The conversations were seeded by a TED talk given by Peter Singer.
In this he made three main points:
- We should give more money away than we do
- We should give it where it has most impact, and that means saving lives in underdeveloped countries
- We should check that our money is spent wisely.
He also cited the Gates Foundation several times for the amount that they had given and the effectiveness of how it was being spent, e.g. in tackling malaria which kills thousands each year (an estimated 438,000 in 2015).
The arguments having been made we split into small groups and started the conversations. As is my rule, what follows is a mix of comments made by various people and edited by me after the event; it is my summary of the topic and not a record of the evening.
While it is easy to say that we should give away all the money that we do not need the problem is we do not know how much money we may need in the future, particularly if we, or somebody else in the immediate family, has a long term illness. Most of us in the room were saving money just in case and would die relatively rich.
I was also concerned about the democratic aspect. Why should the Gateses get to decide where large sum of money should be spent? If we had more taxation and more foreign aid then the process would be both more democratic and more inclusive, i.e. we would catch all the very rich people who are not doing what the Gateses are.
I was interested in the politics behind the initial assumptions. Rather than address altruism I was more interested in addressing the inequality that makes it an issue, i.e. why are we rich while they are poor?
Most, if not all, of the people in the room gave to charities that deal with quality of life issues, e.g. the arts, as well as those that deal with health and well being. While one person said at the end that they might change their mix of giving to spend less on arts most of us felt that quality of life is as important as quantity of life and that we should remain members of the National Trust, Kew Gardens, etc.
In talking about the efficiency of charities Peter Singer wanted as much money as possible to go to the needy but I deliberately give to charities that also do political campaigning, e.g. Shelter, as we need to fix the problems not just help the people caught up in them.
I also felt that charities were under more scrutiny to be efficient than most organisations.

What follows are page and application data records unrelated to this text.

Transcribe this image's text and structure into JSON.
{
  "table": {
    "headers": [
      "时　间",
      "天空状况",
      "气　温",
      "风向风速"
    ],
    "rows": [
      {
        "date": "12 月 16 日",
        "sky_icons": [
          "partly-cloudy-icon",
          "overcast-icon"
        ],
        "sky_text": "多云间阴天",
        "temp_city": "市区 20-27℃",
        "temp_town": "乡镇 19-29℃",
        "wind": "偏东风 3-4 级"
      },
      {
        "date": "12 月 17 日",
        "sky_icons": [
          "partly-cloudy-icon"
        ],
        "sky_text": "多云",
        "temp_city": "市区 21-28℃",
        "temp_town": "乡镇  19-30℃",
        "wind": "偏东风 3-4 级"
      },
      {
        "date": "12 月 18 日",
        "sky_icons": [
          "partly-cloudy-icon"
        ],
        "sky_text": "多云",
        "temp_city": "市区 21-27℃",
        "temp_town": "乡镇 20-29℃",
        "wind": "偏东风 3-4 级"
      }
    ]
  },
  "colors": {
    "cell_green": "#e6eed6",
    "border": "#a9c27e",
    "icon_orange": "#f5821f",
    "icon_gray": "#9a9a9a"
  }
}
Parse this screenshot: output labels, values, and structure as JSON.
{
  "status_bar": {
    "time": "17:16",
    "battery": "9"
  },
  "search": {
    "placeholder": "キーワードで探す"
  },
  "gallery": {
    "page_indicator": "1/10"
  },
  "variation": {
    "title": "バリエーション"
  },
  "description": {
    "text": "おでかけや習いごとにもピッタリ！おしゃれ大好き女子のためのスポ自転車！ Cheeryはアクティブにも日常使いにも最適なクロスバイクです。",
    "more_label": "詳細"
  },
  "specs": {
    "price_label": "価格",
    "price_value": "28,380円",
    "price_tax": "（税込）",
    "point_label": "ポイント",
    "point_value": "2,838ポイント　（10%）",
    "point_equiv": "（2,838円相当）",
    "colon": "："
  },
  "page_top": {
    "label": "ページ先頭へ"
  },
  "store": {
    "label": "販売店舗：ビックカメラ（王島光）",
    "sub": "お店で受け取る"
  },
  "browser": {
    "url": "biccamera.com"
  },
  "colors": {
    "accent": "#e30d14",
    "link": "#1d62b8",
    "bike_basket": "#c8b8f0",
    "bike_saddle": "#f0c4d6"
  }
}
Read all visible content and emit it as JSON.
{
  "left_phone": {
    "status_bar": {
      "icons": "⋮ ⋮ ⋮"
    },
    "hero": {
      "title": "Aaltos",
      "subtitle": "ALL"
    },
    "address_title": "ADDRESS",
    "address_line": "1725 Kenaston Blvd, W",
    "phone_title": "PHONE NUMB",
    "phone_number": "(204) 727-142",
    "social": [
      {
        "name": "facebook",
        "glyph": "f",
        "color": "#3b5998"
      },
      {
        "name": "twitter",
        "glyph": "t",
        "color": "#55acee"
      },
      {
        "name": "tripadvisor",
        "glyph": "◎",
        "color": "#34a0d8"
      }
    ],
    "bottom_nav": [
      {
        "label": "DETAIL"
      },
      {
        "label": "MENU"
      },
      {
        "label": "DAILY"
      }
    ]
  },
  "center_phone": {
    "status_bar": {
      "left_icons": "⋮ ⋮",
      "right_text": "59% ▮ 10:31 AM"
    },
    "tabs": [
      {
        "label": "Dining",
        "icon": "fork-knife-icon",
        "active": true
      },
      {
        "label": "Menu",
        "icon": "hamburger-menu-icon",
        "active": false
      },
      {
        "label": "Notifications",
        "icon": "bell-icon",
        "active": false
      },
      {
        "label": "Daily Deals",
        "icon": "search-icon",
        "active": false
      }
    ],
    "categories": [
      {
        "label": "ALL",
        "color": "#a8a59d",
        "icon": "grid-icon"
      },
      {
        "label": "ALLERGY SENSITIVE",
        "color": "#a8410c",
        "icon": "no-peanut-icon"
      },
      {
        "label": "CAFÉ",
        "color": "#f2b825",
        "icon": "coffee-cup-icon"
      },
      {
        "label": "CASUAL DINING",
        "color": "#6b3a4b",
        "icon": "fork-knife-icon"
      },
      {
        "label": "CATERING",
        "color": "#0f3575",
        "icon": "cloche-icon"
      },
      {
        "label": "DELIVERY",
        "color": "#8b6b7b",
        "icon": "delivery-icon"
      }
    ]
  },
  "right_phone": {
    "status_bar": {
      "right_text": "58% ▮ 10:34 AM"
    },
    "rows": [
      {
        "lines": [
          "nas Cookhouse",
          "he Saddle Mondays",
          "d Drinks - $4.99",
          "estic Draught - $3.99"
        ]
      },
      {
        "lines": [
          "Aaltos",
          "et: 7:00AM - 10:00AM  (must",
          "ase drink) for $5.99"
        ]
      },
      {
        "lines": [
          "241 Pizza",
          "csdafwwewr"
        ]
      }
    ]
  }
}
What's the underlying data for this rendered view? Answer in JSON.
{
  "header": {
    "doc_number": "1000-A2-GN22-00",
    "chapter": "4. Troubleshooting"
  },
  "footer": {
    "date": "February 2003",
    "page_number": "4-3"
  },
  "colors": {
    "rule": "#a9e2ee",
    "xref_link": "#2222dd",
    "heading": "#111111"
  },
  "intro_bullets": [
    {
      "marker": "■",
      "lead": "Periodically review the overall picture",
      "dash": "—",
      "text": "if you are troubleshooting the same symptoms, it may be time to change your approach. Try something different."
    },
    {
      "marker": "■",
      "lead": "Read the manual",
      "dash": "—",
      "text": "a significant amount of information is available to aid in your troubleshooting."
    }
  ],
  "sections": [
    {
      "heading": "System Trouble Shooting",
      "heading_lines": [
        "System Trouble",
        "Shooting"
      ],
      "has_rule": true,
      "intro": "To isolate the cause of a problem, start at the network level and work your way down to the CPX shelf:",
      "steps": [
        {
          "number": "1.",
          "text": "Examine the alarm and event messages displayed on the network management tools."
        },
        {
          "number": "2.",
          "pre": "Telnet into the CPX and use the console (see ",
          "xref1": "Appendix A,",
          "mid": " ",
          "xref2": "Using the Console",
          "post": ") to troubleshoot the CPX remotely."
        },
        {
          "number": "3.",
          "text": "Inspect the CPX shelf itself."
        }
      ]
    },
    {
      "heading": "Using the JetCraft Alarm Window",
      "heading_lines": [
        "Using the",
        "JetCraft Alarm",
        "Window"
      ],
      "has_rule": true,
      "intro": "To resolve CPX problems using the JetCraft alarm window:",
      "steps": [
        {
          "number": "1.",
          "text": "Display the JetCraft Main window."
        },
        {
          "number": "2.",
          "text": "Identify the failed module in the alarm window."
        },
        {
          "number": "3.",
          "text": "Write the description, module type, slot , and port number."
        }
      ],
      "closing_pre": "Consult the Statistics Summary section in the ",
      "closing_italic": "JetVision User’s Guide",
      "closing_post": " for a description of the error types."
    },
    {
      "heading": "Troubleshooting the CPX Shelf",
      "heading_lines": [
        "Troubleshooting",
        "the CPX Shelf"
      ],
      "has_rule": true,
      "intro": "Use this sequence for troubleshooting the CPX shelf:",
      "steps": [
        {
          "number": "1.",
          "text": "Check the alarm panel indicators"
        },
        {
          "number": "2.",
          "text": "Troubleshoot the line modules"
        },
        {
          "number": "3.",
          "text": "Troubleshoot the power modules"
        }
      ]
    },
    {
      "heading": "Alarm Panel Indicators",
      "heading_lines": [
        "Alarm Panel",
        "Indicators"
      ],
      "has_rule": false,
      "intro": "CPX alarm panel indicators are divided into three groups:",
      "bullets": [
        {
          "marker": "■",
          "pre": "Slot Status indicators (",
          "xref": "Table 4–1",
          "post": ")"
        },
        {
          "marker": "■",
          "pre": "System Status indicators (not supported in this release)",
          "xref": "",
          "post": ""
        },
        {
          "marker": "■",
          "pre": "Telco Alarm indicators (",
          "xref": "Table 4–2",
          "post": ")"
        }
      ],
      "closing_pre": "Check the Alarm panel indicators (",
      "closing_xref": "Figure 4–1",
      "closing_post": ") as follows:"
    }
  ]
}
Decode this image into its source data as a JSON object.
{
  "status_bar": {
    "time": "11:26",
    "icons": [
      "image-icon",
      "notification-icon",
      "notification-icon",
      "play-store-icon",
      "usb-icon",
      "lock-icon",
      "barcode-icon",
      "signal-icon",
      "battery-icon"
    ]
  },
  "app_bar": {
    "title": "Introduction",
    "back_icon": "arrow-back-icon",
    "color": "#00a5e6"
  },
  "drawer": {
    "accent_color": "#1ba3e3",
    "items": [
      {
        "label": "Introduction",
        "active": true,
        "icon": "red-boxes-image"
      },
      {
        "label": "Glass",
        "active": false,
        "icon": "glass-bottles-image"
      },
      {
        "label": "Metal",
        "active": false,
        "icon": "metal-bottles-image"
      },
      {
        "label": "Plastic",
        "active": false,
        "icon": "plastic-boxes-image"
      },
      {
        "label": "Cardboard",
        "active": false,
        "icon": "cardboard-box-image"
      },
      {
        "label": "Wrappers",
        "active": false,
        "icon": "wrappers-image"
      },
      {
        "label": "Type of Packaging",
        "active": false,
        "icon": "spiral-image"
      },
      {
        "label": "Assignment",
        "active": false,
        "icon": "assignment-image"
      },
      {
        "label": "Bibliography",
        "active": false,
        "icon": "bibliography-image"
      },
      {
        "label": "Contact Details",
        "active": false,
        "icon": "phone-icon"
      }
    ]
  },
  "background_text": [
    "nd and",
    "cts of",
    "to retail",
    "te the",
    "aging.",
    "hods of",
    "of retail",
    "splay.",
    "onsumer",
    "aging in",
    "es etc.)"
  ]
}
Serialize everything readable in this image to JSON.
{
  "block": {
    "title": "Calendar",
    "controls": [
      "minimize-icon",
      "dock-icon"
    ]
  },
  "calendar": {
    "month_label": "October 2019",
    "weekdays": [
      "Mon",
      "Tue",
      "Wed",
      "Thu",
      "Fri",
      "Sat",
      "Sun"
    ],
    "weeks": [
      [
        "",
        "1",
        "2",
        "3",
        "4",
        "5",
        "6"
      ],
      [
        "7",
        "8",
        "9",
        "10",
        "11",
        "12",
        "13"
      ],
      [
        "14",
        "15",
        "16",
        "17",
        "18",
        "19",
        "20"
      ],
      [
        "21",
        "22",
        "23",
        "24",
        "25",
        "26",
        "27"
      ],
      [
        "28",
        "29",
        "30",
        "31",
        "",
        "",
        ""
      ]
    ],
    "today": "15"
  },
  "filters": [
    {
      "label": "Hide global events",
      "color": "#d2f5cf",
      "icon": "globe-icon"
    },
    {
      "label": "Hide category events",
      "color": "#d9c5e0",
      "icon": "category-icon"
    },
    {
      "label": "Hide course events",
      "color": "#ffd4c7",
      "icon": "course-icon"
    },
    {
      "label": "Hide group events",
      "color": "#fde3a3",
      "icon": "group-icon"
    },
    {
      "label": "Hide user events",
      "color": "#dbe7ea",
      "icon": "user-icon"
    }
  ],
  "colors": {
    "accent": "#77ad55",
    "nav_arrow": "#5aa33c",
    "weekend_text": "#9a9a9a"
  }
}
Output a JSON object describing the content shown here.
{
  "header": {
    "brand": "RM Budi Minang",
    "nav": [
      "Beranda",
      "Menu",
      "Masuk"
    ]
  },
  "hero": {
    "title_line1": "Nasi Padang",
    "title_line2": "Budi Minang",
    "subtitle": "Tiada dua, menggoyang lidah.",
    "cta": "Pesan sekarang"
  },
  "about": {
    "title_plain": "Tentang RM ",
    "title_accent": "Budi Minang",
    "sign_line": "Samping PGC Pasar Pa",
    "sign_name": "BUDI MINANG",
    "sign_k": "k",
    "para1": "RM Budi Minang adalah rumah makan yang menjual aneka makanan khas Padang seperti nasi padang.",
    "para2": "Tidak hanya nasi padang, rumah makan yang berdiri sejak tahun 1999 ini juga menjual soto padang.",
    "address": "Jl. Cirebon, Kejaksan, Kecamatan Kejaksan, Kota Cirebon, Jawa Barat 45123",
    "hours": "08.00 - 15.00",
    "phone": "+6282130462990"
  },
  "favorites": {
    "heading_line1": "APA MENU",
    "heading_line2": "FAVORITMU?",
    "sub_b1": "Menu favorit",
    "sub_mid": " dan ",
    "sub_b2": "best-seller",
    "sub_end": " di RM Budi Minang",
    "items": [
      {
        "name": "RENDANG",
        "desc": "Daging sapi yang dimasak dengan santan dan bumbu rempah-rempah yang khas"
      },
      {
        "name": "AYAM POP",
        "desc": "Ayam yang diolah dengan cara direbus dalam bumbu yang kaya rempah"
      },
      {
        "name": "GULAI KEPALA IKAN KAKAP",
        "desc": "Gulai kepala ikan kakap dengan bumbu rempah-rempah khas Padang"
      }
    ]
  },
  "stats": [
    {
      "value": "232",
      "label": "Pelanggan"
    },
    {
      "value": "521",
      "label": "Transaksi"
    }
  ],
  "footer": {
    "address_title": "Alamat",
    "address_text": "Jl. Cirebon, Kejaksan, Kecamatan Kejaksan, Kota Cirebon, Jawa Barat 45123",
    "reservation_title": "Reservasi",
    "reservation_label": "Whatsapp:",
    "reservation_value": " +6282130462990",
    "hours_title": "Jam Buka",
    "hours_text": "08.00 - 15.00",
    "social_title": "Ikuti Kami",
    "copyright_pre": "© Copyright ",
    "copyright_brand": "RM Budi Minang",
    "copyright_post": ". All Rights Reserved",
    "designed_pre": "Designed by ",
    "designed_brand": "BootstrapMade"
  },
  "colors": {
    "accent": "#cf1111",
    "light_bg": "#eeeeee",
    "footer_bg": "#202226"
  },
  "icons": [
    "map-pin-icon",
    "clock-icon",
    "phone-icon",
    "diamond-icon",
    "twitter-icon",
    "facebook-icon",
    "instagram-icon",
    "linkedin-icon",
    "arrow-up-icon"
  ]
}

I can see waste all around me at work but nobody is monitoring us.
It was an interesting and lively set of conversations but I left with the view that Effective Altruism while much better than no altruism at all fails to address the real point which is the inequality of wealth and health.